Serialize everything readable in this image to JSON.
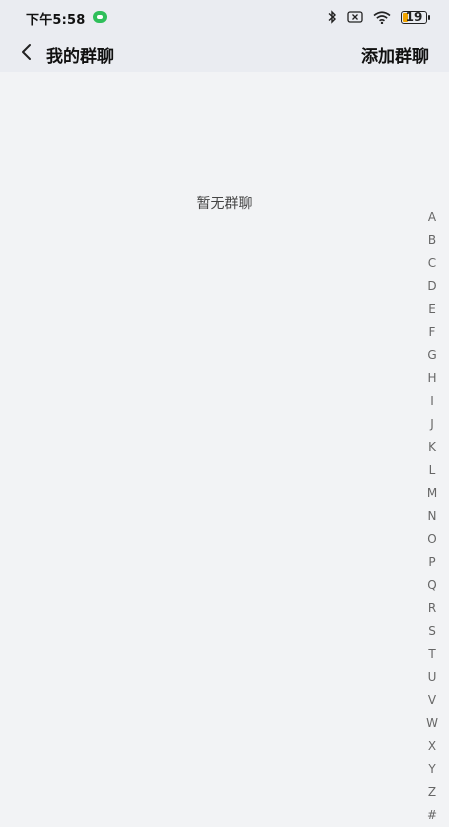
{
  "status_bar": {
    "time": "下午5:58",
    "battery": "19",
    "icons": [
      "bluetooth-icon",
      "sim-off-icon",
      "wifi-icon",
      "battery-icon"
    ]
  },
  "nav": {
    "back_icon": "chevron-left-icon",
    "title": "我的群聊",
    "action_label": "添加群聊"
  },
  "content": {
    "empty_text": "暂无群聊"
  },
  "index_bar": {
    "letters": [
      "A",
      "B",
      "C",
      "D",
      "E",
      "F",
      "G",
      "H",
      "I",
      "J",
      "K",
      "L",
      "M",
      "N",
      "O",
      "P",
      "Q",
      "R",
      "S",
      "T",
      "U",
      "V",
      "W",
      "X",
      "Y",
      "Z",
      "#"
    ]
  }
}
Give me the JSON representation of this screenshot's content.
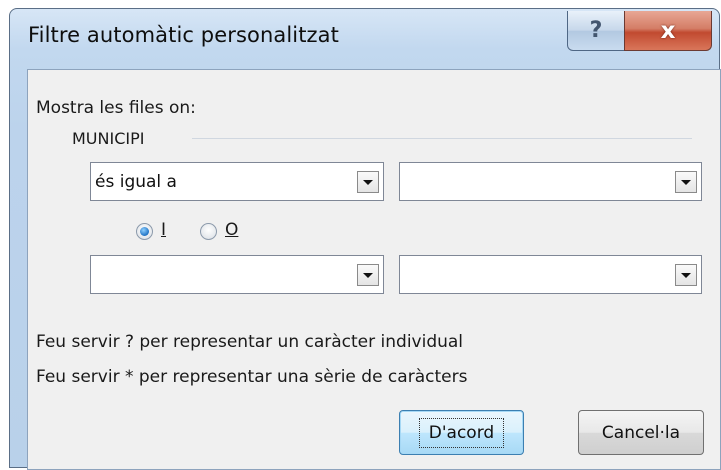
{
  "window": {
    "title": "Filtre automàtic personalitzat",
    "help_label": "?",
    "close_label": "x"
  },
  "dialog": {
    "intro": "Mostra les files on:",
    "field_name": "MUNICIPI",
    "criteria1": {
      "operator": "és igual a",
      "value": ""
    },
    "logic": {
      "and_label": "I",
      "or_label": "O",
      "selected": "I"
    },
    "criteria2": {
      "operator": "",
      "value": ""
    },
    "hint1": "Feu servir ? per representar un caràcter individual",
    "hint2": "Feu servir * per representar una sèrie de caràcters",
    "ok_label": "D'acord",
    "cancel_label": "Cancel·la"
  }
}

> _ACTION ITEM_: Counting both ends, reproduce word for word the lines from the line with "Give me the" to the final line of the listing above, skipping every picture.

> _TASK RESULT_:
Give me the JSON representation of this screenshot's content.
{
  "window": {
    "title": "Filtre automàtic personalitzat",
    "help_label": "?",
    "close_label": "x"
  },
  "dialog": {
    "intro": "Mostra les files on:",
    "field_name": "MUNICIPI",
    "criteria1": {
      "operator": "és igual a",
      "value": ""
    },
    "logic": {
      "and_label": "I",
      "or_label": "O",
      "selected": "I"
    },
    "criteria2": {
      "operator": "",
      "value": ""
    },
    "hint1": "Feu servir ? per representar un caràcter individual",
    "hint2": "Feu servir * per representar una sèrie de caràcters",
    "ok_label": "D'acord",
    "cancel_label": "Cancel·la"
  }
}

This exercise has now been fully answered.